I was recently lamenting to a friend about what an awful mom I was. I had let my son fall asleep without brushing his teeth even though I knew he had sweets, and the result was the start down the road to cavities. I admit I’m full of mom guilt, but my friend looked at me like I had two heads and simply said “Stop, stop! Oh my gosh, staaaaaahhhhp!” before proceeding to tell me some of her own mom sins.
They didn’t sound that bad to me, probably because I didn’t do them. Mine didn’t sound that bad to her either, which I found mystifying.
While I admit we all make mistakes (and I still think mine was a big one), there are definitely things we can all do so that at the very least, we don’t feel guilty for good reason. If you are doing these things, you are probably doing a-ok, and if you aren’t, you will (rightfully) feel guilty, because it’s the good stuff any mom or dad can do.
5 Things Every Good Parent Does
1. Focus on what they do well and let them thrive in it. If your child loves art but you love science, encourage her to pursue her own dreams and hobbies, and support her. Even if you think it’s boring, a waste of time, or nothing that will help them get into an Ivy League college. Unless it’s dangerous or unethical, let them find their own drum beat and march to it. Don’t compare them to other children, especially not their siblings who will have different talents and interests. There is no better skill, or important skill. It’s what she loves to do, and it’s what makes her special.
2. Prioritize family time Activities are wonderful, learning new things after school can be fun, and even camp can be an adventure, but nothing should replace a great deal of time spent together as a family. Quantity time is quality time, and enjoying activities with siblings, learning new things from parents, and going camping with the family will always trump being sent off to do those things with strangers. I don’t mean that they should only be with family- of course he should make friends and spend time with friends- but children don’t thrive when they are being rushed to two or three after school activities a day or sent to sleep away camp for two months every summer. Unless your child actually asks to spend more time away or join specific activities, please don’t sign him up unless he is agreeable and happy about it.

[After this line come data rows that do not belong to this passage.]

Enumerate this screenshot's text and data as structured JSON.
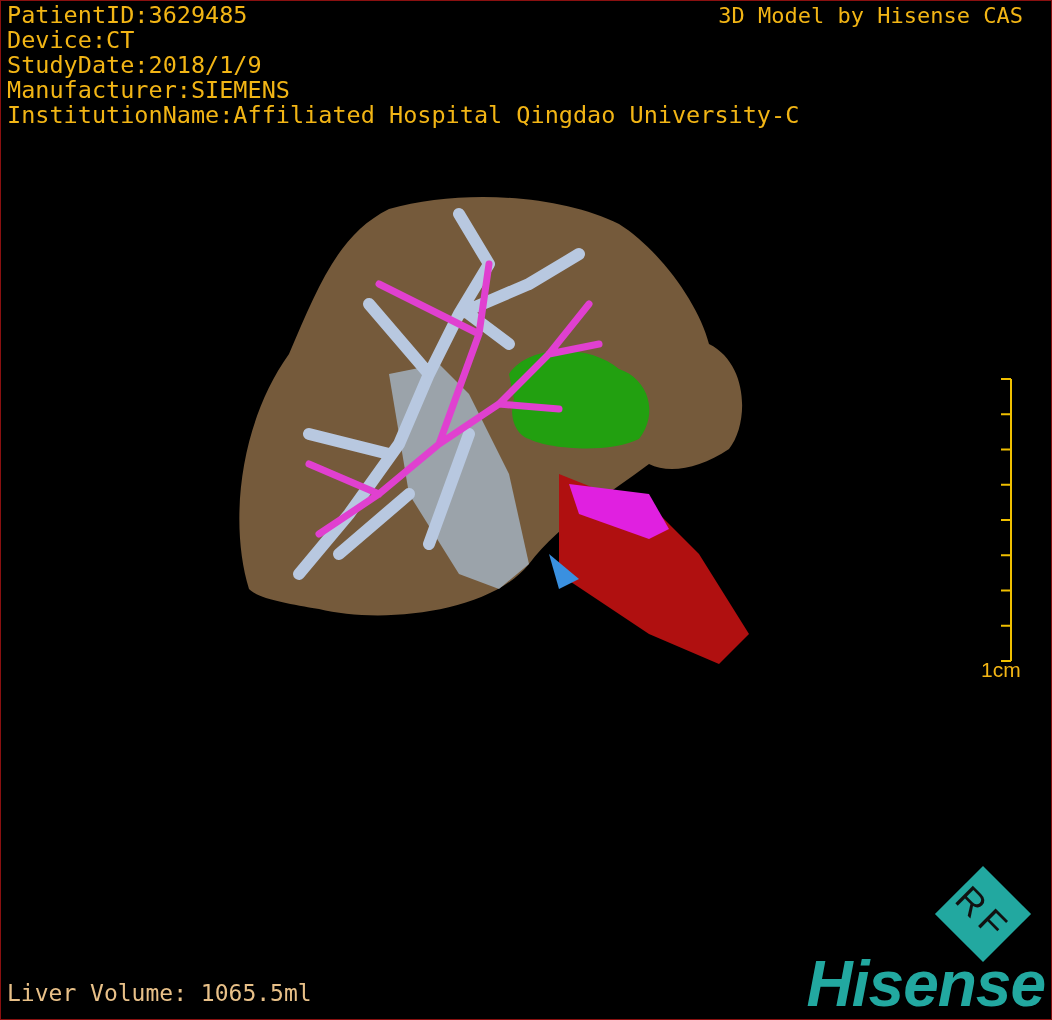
{
  "study_info": [
    "PatientID:3629485",
    "Device:CT",
    "StudyDate:2018/1/9",
    "Manufacturer:SIEMENS",
    "InstitutionName:Affiliated Hospital Qingdao University-C"
  ],
  "credit": "3D Model by Hisense CAS",
  "scale_bar": {
    "label": "1cm"
  },
  "liver_volume": "Liver Volume: 1065.5ml",
  "logo": {
    "badge": "RF",
    "wordmark": "Hisense"
  }
}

3. Give your child choices Nothing makes a child feel more desperate than feeling like they have no control over their lives at all. She wants to feel like her input matters, and someone cares about what she wants, needs, and feels. Your child should be able to choose many things, like what she has for breakfast, what shirt to wear, what music she likes. The parent who tries to control everything a child does, and steers them continuously to what the parent prefers, is the parent who will never really know their child, and who will likely lose their child when she is old enough to venture out on her own into the world and choose who she spends her time with.
4. Hug a lot And I don’t mean only when you are in a good mood, or when you pick him up from school, or after he gave you flowers for Mother’s Day. I mean a lot, all the time, even when he is bad, and even after he is no longer tots. Show affection physically, with lots of hugs, pats on the back, touches on the cheek. Don’t just tell your child you love him (or worse, assume he knows it because you’re his parent). Show him you love him with a big bear hug, or ruffling his hair when you tell him he did a good job on something. You can spoil a child with things, but you can never spoil a child with love, so don’t hold back on letting your child know he is very much loved. Hug him when he wakes up, and when he goes to bed. Cuddle when you read together. Give each a kiss on the forehead as you give him his dinner plate. You will never regret loving on your kids, but when they are up and gone, you will definitely regret it if you didn’t.

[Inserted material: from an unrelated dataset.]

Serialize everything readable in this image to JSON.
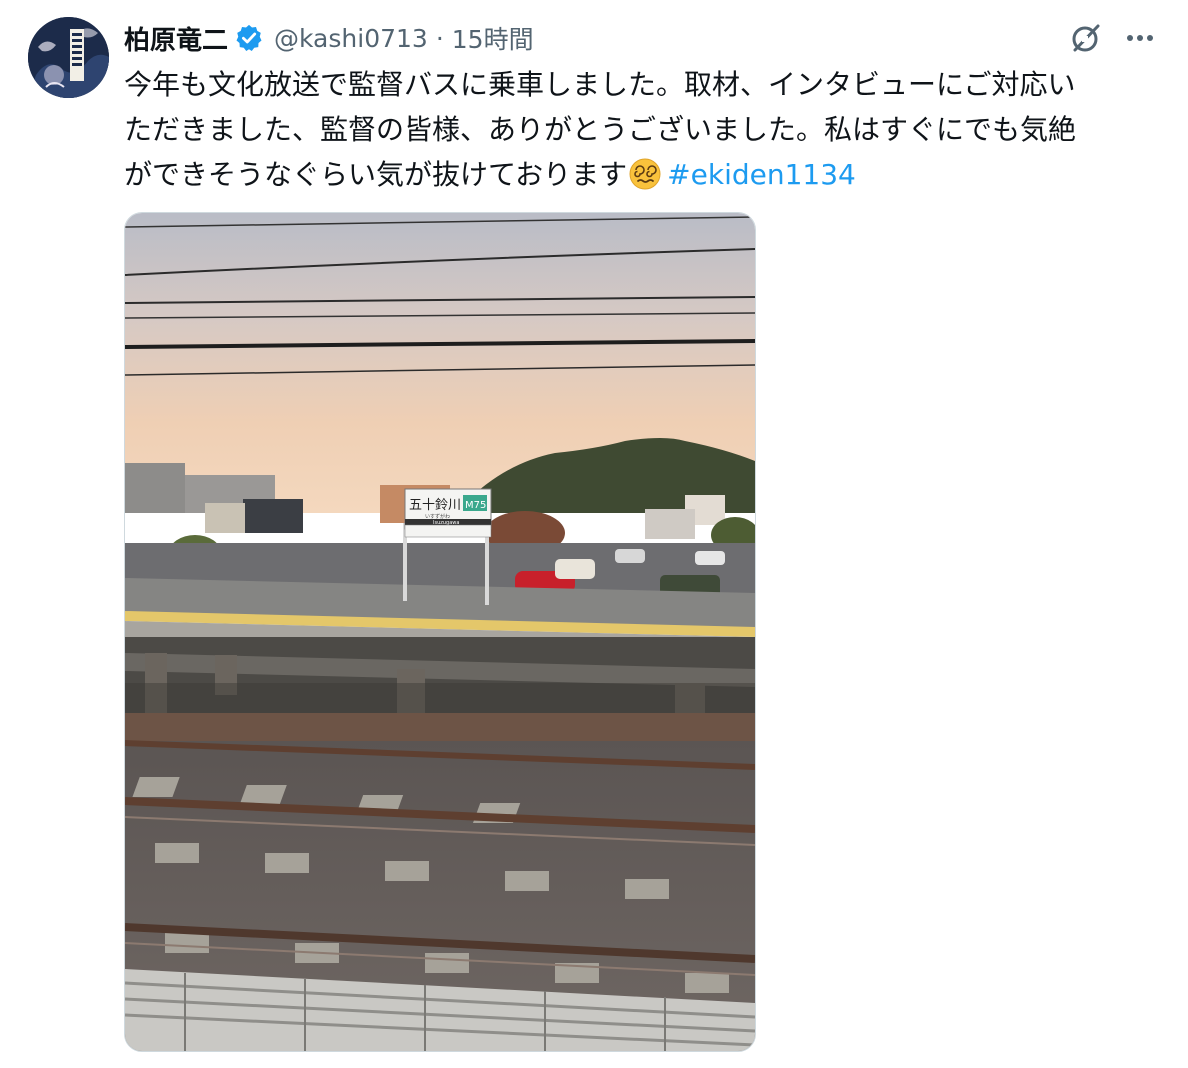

5. Talk to your children and give them a lot of space to talk. Do things together during which you are simply silent, allowing them to explore their own thoughts, take in what is happening around her, and to fill in the silence with conversation if she chooses. These are the times children tend to truly, honestly express their real thoughts. Don’t judge, don’t cut her off, don’t use it as an opportunity to lecture or teach a lesson. This is your chance to hear your child and who she really is, and how she thinks. This is your chance to connect, so she’ll always feel like you heard her, saw her, and supported her. Most importantly, this is your chance to discover if your child is facing any kind of trouble, and possibly save her.
I’ve spent a great deal of time in the past thinking about how I should have done things differently, or how I could have handled something better, and instead I should be focused on how to improve in the future. We will all make mistakes, but the focus is children who are thriving, and feel respected and heard. Children should always feel they can come to their parents for anything, and as long as they become happy, healthy, and fulfilled adults who are decent people, and your relationship is always strong, there is nothing to regret.